Organic compost should be added to soil before planting to boost its moisture retention and deliver it directly to plant roots. Water-wise landscapes often feature hardscape elements that absorb rainfall instead of running off into nearby plants and lawns; permeable asphalt or concrete allows water to seep through, while porous gravel layers let rain soak through at the surface level.
As part of your landscape maintenance strategy, consider planting hardy yet low maintenance ground cover and flowering plants to keep the landscape lush. Reducing or eliminating traditional grass lawns for drought-tolerant alternatives like wildflower meadows or tapestries of rugged low growing perennials like hardy geraniums and Heuchera could help.
Choose plants tailored to your climate and growing conditions, such as those with silvery or grey foliage that reflects sunlight rather than absorbs it. Sedums, ornamental grasses such as Festuca ‘Red Buttons’ and Heuchera ‘Alchemilla mollis’; evergreen shrubs including junipers and cedars; as well as flowers such as euphorbias, heucheras or lavender are great drought-tolerant additions for any garden design; for flowers try Euphorbias, Heucheras or lavender for best results.
Water your plants less frequently but more deeply. Frequent shallow irrigation causes shallow-rooted plants that are more vulnerable during dry spells. By contrast, frequent deep irrigation allows roots to extend deeper into the soil, where moisture can more readily be found.
When possible, water your garden early morning when temperatures are cooler so less of the water evaporates quickly – this also lowers risk of fungal diseases that often plague plants in hot, humid weather. Furthermore, rain barrels linked up to your gutters can capture precipitation for future dry periods – setting one up is easy!

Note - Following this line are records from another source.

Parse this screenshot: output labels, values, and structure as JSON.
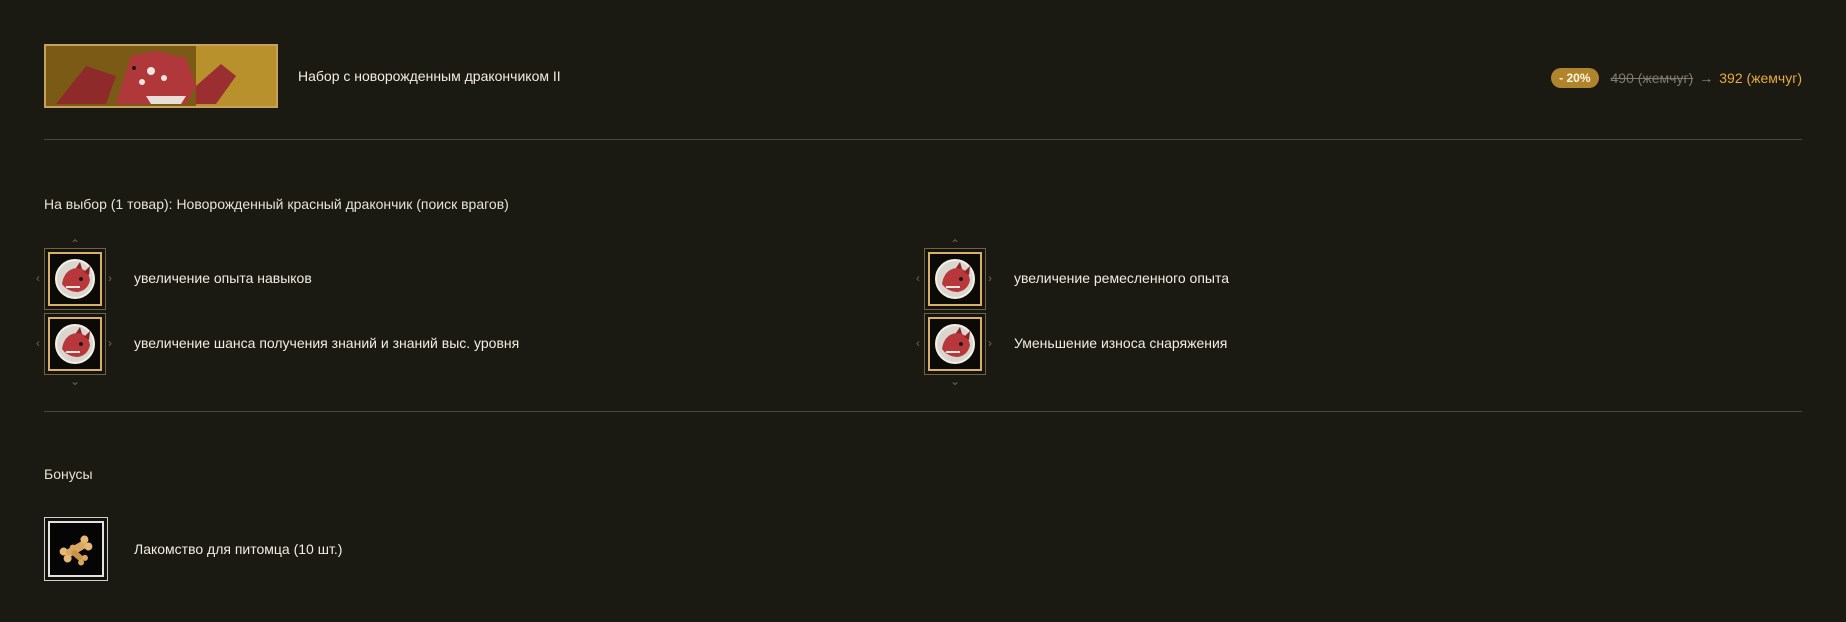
{
  "header": {
    "title": "Набор с новорожденным дракончиком II",
    "discount_badge": "- 20%",
    "old_price": "490 (жемчуг)",
    "arrow": "→",
    "new_price": "392 (жемчуг)"
  },
  "choice_section": {
    "label": "На выбор (1 товар): Новорожденный красный дракончик (поиск врагов)",
    "options": [
      {
        "label": "увеличение опыта навыков",
        "icon": "red-dragon-icon"
      },
      {
        "label": "увеличение ремесленного опыта",
        "icon": "red-dragon-icon"
      },
      {
        "label": "увеличение шанса получения знаний и знаний выс. уровня",
        "icon": "red-dragon-icon"
      },
      {
        "label": "Уменьшение износа снаряжения",
        "icon": "red-dragon-icon"
      }
    ]
  },
  "bonus_section": {
    "label": "Бонусы",
    "items": [
      {
        "label": "Лакомство для питомца (10 шт.)",
        "icon": "pet-treat-icon"
      }
    ]
  },
  "colors": {
    "background": "#1a1912",
    "accent_gold": "#c9a15e",
    "new_price": "#e7aa3e",
    "badge": "#b0842c"
  }
}
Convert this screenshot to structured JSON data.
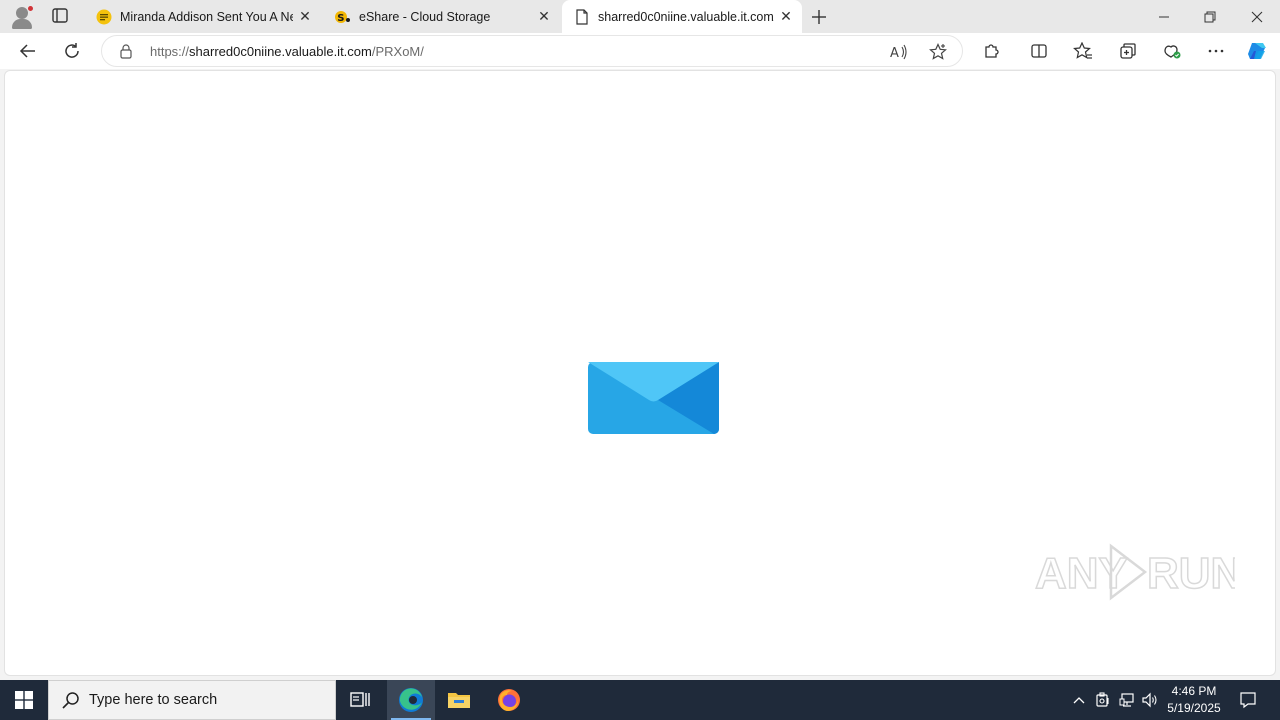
{
  "browser": {
    "tabs": [
      {
        "title": "Miranda Addison Sent You A New",
        "icon": "notes-icon",
        "active": false
      },
      {
        "title": "eShare - Cloud Storage",
        "icon": "eshare-icon",
        "active": false
      },
      {
        "title": "sharred0c0niine.valuable.it.com/",
        "icon": "page-icon",
        "active": true
      }
    ],
    "address": {
      "scheme": "https://",
      "host": "sharred0c0niine.valuable.it.com",
      "path": "/PRXoM/"
    }
  },
  "page": {
    "icon": "envelope-icon",
    "colors": {
      "envelope_light": "#4fc6f7",
      "envelope_mid": "#27a6e6",
      "envelope_dark": "#1488d8"
    }
  },
  "watermark": {
    "text_left": "ANY",
    "text_right": "RUN"
  },
  "taskbar": {
    "search_placeholder": "Type here to search",
    "time": "4:46 PM",
    "date": "5/19/2025"
  }
}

An attractive garden can add immense value to any home, and water-wise landscaping can only increase its appeal to potential buyers. Even in areas with consistent rainfall, making your lawn and garden drought-tolerant is worthwhile as not only does it reduce your water consumption but it saves money on fertilizers and gardening products as well.
Reducing water use in your garden takes the right combination of plants, soil and maintenance practices. Most importantly, select drought-tolerant grasses and plants suited for your local climate – many native varieties exist that thrive under dry conditions while there may also be imported species from distant parts of the globe that have evolved with similar climates.
If your garden will be planted in sandy or rock-based soil, amending it with organic matter will help improve its quality and increase water-holding capacity. Wood mulch will further help protect the ground by reducing heat production and slowing evaporation rates.
Another key consideration in garden planning is assessing how much sunshine your garden receives. Direct sunlight causes soil temperatures to quickly heat up, making it harder for roots to absorb moisture. To reduce water requirements for your plants, opt for planting them near locations with partial or filtered shade.
An efficient drought-tolerant garden still requires regular attention, including pruning and fertilizing as needed. Weeds will sap moisture from your plants so regular removal is essential – for greater effectiveness consider using non-toxic herbicides that won’t harm the environment.
If you’re uncertain of your garden’s ability to withstand low-water conditions, try digging a hole and filling it daily for one week with water. If the hole remains full over this period, this indicates your soil may be well-draining; otherwise it could indicate it has an excessively high water table or be clay-based – either way it may still be possible to create drought-tolerant gardens by confining plants to containers so any additional water can focus on what matters: your plants.